Dataset excerpts:
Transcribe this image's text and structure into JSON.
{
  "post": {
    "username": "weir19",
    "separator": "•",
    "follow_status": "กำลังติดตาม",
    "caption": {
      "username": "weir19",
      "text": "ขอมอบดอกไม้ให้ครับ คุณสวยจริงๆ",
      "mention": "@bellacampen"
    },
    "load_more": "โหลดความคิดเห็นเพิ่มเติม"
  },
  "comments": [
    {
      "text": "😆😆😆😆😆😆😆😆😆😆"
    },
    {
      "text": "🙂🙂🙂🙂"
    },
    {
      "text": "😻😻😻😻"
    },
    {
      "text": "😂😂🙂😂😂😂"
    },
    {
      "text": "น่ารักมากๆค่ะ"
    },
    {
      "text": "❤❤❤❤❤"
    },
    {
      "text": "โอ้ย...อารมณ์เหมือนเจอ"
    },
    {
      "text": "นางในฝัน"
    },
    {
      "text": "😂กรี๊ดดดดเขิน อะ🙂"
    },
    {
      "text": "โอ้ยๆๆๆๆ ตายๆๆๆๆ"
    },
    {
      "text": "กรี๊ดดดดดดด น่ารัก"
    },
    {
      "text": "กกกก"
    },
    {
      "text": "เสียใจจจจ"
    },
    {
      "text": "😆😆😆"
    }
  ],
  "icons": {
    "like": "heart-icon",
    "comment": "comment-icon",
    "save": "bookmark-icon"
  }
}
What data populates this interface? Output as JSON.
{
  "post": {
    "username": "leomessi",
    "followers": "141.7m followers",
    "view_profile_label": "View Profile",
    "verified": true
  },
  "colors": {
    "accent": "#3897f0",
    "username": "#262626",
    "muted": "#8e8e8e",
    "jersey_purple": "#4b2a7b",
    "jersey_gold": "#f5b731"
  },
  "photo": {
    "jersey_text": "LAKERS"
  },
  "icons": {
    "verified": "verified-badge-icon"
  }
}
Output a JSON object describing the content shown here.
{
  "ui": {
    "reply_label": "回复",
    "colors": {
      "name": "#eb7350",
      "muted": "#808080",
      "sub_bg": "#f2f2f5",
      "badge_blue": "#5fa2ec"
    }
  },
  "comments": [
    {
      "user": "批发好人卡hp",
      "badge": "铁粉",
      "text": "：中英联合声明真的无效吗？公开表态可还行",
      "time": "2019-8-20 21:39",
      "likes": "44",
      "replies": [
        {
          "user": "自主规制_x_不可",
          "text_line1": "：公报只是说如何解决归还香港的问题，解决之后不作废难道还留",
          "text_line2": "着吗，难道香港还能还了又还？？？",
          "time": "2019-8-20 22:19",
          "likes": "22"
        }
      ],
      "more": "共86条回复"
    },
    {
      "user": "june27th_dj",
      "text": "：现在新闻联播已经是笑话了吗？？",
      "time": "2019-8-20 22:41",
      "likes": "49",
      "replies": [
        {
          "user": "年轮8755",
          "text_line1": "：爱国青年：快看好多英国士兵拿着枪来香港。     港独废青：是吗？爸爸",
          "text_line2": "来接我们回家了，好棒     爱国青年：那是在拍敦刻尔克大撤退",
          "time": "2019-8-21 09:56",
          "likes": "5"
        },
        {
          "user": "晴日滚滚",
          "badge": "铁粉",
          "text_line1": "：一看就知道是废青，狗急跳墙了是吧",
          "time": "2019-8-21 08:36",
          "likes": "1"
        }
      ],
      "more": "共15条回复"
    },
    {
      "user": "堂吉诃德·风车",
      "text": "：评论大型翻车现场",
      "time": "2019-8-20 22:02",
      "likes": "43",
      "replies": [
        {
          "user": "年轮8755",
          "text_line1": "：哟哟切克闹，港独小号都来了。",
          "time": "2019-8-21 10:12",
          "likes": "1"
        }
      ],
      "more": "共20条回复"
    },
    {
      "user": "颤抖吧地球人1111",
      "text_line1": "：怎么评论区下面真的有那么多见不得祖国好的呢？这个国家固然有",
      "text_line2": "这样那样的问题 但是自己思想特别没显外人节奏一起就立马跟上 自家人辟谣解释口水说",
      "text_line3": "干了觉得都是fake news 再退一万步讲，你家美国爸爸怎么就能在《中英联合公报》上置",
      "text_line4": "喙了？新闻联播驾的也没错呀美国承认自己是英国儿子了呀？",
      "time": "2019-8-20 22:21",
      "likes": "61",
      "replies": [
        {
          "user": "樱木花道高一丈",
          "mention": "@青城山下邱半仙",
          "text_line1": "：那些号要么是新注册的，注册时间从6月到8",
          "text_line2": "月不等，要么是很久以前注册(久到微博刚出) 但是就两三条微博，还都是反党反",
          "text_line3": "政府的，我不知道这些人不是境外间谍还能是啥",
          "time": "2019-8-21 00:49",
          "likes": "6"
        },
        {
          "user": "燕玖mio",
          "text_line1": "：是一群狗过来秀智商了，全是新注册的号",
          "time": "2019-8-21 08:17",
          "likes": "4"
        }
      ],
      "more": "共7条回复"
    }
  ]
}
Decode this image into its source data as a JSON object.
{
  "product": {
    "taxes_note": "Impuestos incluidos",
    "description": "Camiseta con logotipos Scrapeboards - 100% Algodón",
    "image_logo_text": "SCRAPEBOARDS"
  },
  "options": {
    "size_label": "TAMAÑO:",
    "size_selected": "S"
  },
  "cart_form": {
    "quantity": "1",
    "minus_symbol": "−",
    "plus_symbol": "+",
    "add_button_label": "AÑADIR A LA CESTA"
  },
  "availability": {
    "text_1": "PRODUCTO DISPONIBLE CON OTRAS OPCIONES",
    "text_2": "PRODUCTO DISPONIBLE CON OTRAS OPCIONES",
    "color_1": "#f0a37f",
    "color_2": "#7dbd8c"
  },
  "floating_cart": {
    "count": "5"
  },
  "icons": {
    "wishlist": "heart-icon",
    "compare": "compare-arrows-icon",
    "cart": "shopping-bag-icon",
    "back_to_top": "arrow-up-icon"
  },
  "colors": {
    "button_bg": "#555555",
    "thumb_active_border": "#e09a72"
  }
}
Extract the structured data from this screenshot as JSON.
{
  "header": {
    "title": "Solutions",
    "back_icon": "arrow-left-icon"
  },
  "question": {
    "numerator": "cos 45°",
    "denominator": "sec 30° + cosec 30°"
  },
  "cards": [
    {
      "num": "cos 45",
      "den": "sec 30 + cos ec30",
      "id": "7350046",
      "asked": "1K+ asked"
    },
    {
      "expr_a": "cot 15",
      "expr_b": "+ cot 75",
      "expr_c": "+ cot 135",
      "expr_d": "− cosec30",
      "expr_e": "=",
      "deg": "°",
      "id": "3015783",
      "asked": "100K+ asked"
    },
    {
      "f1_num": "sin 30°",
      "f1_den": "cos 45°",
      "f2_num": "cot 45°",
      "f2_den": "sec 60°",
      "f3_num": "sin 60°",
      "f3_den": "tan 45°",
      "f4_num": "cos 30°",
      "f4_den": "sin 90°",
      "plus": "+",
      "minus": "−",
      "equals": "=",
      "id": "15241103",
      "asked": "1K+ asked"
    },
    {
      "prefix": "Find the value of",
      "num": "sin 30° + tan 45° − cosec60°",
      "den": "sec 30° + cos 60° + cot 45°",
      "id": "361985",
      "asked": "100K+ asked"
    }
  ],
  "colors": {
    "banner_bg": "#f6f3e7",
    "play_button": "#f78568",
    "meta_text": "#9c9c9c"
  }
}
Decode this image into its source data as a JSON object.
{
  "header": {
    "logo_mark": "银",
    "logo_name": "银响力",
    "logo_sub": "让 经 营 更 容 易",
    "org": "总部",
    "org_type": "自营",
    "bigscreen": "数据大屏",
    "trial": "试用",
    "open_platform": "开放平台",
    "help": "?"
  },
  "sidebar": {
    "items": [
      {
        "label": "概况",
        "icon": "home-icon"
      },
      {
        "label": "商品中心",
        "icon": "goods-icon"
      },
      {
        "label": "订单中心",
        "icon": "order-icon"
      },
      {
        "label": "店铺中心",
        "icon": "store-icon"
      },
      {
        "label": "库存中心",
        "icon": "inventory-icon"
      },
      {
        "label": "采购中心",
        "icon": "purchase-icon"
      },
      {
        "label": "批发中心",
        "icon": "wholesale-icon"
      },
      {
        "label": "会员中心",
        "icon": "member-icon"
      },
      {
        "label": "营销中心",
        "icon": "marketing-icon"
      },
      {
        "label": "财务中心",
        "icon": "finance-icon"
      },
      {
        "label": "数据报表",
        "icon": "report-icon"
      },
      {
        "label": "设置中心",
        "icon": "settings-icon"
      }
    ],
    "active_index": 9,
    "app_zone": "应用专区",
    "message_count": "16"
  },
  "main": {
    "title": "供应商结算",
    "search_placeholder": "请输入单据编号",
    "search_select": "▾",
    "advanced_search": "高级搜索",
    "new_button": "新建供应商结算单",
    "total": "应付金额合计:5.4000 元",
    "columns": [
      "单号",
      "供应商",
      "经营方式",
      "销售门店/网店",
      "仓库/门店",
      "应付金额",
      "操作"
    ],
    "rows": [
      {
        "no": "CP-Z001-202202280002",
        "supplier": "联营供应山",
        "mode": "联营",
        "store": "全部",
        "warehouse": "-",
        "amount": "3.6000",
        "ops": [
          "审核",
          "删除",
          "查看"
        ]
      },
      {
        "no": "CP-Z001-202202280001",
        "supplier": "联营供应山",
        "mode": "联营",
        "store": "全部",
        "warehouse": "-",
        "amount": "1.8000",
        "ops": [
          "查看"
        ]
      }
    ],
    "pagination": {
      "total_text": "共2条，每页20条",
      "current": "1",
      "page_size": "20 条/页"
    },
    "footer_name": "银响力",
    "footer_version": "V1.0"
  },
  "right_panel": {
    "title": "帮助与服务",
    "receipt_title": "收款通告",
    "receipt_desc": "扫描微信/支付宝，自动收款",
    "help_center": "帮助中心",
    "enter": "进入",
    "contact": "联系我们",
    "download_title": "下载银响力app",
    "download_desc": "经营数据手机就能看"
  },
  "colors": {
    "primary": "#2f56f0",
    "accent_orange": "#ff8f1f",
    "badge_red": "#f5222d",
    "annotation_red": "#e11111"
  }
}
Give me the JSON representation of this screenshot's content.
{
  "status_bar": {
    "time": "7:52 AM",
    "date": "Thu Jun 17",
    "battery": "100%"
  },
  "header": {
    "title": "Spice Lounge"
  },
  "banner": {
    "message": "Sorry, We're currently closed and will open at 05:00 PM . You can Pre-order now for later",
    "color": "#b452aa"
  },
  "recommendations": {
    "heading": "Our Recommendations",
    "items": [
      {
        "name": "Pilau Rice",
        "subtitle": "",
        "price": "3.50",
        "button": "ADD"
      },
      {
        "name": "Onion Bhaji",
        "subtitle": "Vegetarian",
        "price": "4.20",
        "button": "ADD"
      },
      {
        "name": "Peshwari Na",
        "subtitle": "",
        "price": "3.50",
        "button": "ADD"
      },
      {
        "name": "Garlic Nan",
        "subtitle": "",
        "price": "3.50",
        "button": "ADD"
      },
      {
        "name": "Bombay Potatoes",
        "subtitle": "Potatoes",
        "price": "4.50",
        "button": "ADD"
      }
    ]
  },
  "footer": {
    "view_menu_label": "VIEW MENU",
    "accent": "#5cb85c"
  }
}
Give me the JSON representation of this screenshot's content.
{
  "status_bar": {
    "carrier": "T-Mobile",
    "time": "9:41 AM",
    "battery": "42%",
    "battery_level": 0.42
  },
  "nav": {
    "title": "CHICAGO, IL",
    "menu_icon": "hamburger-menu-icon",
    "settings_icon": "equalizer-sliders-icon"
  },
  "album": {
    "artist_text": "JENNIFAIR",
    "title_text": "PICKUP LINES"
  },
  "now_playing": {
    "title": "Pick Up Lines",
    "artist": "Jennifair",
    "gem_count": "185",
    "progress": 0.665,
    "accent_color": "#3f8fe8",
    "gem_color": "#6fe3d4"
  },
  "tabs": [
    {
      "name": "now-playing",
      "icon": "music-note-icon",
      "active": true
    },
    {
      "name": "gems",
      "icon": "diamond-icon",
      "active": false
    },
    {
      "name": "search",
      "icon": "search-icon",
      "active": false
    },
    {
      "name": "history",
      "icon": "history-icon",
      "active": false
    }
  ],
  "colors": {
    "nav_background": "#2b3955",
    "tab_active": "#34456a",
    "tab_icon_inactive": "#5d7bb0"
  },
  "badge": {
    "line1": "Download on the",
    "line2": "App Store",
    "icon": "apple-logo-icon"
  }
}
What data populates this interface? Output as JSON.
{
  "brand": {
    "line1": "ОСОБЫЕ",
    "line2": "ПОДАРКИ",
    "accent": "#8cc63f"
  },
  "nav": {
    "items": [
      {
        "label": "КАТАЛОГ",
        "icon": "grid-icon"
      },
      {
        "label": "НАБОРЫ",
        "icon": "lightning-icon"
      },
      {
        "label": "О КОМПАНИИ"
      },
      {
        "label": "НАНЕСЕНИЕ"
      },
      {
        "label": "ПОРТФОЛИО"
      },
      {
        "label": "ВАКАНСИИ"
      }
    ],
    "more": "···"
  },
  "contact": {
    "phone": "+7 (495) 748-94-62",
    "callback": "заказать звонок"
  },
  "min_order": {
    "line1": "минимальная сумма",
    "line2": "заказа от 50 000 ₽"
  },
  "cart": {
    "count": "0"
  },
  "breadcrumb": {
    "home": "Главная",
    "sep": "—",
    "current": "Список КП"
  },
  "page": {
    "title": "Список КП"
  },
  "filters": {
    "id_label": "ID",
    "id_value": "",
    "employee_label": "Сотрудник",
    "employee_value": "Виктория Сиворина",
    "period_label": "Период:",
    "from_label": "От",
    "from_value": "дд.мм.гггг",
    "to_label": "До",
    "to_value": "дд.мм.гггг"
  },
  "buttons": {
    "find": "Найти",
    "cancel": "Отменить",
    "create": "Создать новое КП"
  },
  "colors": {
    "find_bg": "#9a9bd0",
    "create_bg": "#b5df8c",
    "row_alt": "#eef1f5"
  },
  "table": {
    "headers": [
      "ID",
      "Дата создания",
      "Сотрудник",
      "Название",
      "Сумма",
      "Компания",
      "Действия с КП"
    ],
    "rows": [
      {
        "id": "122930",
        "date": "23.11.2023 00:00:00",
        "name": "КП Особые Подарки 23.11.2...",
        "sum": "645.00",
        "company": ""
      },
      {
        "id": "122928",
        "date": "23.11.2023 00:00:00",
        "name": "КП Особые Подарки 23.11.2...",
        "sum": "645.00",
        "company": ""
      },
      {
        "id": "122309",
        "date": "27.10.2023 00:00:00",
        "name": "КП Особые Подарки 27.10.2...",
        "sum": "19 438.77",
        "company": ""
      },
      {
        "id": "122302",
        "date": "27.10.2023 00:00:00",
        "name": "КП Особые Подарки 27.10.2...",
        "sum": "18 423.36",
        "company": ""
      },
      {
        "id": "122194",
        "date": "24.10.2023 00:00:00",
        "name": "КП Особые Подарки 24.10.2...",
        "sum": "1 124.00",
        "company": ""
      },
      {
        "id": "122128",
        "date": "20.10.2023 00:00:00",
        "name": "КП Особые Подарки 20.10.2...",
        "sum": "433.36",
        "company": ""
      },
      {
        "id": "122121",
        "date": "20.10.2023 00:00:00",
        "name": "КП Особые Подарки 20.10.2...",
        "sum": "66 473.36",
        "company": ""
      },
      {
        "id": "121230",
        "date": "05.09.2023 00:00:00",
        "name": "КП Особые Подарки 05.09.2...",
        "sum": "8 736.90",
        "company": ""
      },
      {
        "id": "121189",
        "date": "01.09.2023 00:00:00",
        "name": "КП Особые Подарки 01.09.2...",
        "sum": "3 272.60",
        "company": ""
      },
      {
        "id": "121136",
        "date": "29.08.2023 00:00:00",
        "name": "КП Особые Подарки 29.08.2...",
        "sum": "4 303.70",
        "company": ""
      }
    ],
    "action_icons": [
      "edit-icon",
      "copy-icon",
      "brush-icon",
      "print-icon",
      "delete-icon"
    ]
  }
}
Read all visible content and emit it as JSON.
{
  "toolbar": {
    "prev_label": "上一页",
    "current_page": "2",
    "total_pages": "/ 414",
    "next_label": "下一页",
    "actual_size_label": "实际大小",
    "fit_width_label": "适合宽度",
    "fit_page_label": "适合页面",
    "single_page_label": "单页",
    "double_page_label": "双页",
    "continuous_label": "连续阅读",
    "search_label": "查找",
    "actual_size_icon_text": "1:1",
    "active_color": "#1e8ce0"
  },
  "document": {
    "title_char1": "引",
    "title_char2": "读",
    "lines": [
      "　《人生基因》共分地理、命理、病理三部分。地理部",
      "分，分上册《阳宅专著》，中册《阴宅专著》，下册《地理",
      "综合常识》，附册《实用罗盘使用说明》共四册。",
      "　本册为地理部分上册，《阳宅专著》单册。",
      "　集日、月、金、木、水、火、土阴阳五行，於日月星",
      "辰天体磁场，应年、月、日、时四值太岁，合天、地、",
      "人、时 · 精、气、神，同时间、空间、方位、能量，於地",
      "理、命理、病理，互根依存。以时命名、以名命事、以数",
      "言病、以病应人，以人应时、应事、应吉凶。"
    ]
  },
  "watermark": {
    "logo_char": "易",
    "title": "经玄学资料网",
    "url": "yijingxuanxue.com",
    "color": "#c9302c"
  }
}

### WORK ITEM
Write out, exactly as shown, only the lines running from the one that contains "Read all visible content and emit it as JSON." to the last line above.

### ANSWER FOR THIS EXERCISE
Read all visible content and emit it as JSON.
{
  "toolbar": {
    "prev_label": "上一页",
    "current_page": "2",
    "total_pages": "/ 414",
    "next_label": "下一页",
    "actual_size_label": "实际大小",
    "fit_width_label": "适合宽度",
    "fit_page_label": "适合页面",
    "single_page_label": "单页",
    "double_page_label": "双页",
    "continuous_label": "连续阅读",
    "search_label": "查找",
    "actual_size_icon_text": "1:1",
    "active_color": "#1e8ce0"
  },
  "document": {
    "title_char1": "引",
    "title_char2": "读",
    "lines": [
      "　《人生基因》共分地理、命理、病理三部分。地理部",
      "分，分上册《阳宅专著》，中册《阴宅专著》，下册《地理",
      "综合常识》，附册《实用罗盘使用说明》共四册。",
      "　本册为地理部分上册，《阳宅专著》单册。",
      "　集日、月、金、木、水、火、土阴阳五行，於日月星",
      "辰天体磁场，应年、月、日、时四值太岁，合天、地、",
      "人、时 · 精、气、神，同时间、空间、方位、能量，於地",
      "理、命理、病理，互根依存。以时命名、以名命事、以数",
      "言病、以病应人，以人应时、应事、应吉凶。"
    ]
  },
  "watermark": {
    "logo_char": "易",
    "title": "经玄学资料网",
    "url": "yijingxuanxue.com",
    "color": "#c9302c"
  }
}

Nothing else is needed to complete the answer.